Stuart Sweeney

After a decade teaching Maths, Stuart became interested in applying Maths to business problems and joined NatWest. Having played local league table tennis up to the 1980’s, since retiring, Stuart has started playing again in the Central London Table Tennis League, where he is also General Secretary. He is on far too many committees, reflecting a wide range of interests.

Sylvia Kölling

Sylvia Kölling is a researcher with links to the SpLeisH team at MMU Cheshire and her research interests include local and regional municipal history of Great Manchester, the history of sanitary reform in Britain and Victorian Britain. Sylvia’s current research concerns the history of baths and wash-houses in Manchester.

Tosh Warwick

Dr Tosh Warwick joined Manchester Metropolitan University in January 2019 as Research Associate (Impact) in the History Research Centre. Tosh was previously Research Associate in Urban Studies at the University of Glasgow, lectured at Huddersfield, Leeds Beckett and Teesside Universities and has held a number of roles in the heritage sector including as Heritage Development Officer at Middlesbrough Council where he contributed to a number of major Heritage Lottery Fund (HLF) supported regeneration projects. He is the founder of Heritage Unlocked (hyperlink www.heritageunlocked.com) consultancy which works with history and Heritage projects across community, corporate and local authority sectors. Contact Tosh on t.warwick@mmu.ac.uk

Vicki Valosik

Vicki Valosik is a writer based in Washington, DC. She is working on a book on the development of synchronized swimming, a sport with a much deeper story than meets the eye. Her writing has appeared in The Atlantic, Smithsonian Magazine, Slate, US News & World Report, Huffington Post, Washington Post Magazine, and American Scholar, among others. You can find her at vickivalosik.com and on Twitter @VValosik

Walter Tempelman

Walter Tempelman is a Dutch freelance journalist. He is a director at the national radio in the Netherlands, the NOS. On Radio 1, the network for news and sports, at the long-running sports radioshows Langs de Lijn en Langs de Lijn En Omstreken. Besides his work and love for the radio, he also hosts the site Discover the Games. A site dedicated to obscure, small multi-sport events and lesser-known sports all over the world. He reports from those events for several media and writes historical pieces about the obscure events in the past: The Games that once were. www.discoverthegames.com Twitter: @discoverthegame Instagram: DiscovertheGames

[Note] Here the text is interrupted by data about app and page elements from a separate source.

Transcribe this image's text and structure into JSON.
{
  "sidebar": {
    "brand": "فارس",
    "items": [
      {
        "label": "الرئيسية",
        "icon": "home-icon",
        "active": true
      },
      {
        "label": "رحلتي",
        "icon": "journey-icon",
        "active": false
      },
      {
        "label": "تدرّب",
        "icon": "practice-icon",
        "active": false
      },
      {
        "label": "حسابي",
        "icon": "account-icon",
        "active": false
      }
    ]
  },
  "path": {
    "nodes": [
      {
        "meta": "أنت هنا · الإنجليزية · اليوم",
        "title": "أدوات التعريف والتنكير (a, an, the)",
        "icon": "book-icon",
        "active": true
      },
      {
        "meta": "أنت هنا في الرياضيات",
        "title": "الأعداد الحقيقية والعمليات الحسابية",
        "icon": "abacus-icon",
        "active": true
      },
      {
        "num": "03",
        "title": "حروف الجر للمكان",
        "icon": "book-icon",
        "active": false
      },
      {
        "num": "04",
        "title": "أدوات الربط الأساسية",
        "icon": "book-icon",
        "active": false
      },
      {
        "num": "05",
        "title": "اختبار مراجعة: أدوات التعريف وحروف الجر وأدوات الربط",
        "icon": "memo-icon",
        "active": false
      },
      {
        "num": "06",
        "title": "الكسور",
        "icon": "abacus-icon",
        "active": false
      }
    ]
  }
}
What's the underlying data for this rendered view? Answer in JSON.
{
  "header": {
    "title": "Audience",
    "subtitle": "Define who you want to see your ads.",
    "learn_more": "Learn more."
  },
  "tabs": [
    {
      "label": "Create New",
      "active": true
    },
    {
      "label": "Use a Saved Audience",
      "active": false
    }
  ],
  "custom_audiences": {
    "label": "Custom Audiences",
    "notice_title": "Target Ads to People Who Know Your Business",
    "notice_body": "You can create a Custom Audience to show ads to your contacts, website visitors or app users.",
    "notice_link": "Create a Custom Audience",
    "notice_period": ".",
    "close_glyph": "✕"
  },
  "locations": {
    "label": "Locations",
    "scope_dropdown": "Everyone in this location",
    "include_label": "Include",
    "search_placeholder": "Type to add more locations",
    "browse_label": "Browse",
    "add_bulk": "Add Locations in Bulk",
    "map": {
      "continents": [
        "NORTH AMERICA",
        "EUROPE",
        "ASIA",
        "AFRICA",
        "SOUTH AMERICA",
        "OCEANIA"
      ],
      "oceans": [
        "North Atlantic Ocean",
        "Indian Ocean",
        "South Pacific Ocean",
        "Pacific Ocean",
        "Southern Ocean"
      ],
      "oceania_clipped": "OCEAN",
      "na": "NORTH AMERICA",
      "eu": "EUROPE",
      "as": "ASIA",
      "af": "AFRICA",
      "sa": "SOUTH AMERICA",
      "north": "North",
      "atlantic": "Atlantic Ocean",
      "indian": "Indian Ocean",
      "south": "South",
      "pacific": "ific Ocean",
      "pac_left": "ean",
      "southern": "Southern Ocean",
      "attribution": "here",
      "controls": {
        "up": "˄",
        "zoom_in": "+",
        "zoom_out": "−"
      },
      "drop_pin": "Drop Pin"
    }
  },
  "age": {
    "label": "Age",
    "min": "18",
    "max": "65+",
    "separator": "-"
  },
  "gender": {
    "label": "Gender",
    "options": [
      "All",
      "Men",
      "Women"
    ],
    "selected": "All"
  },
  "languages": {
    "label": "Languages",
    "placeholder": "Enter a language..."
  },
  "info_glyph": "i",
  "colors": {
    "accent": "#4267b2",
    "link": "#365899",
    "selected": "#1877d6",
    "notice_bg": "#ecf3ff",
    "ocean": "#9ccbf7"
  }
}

Wim Zonneveld

Wim Zonneveld (1950), an emeritus Utrecht University reader in language acquisition and English language and culture, recently started investigating early Dutch sports history. He has published in Dutch journals such as Het Rijwiel and Oud Utrecht on cycling and De Vriendenband on athletics, and  (with Henk Mees) in The Journal of Olympic History. In 2017 he published a biography of 19th c. Dutch ace speed skater Klaas Pander. Together, Luitzen and Zonneveld published (2017) on ‘the visual turn’, presenting studies of end of 19th c. sports photography, in De Moderne Tijd and Ex Tempore; and on the topic presented here. They are also editors of theDeSportwereld magazine for Dutch sports history. www.desportwereld.nl 

Wray Vamplew

Currently Wray is a Visiting Research Professor attached to the SpLeisH research group at MMU Cheshire and the General Editor for the Bloomsbury Cultural History of Sport as well as the Special Projects Editor for the International Journal of the History of Sport. Among his previous posts are Professor of Sport History at the University of Stirling.and Director of the International Centre of Sports History and Culture at De Montfort University. Wray's specialist interests are the quantitative and economic History of Sport.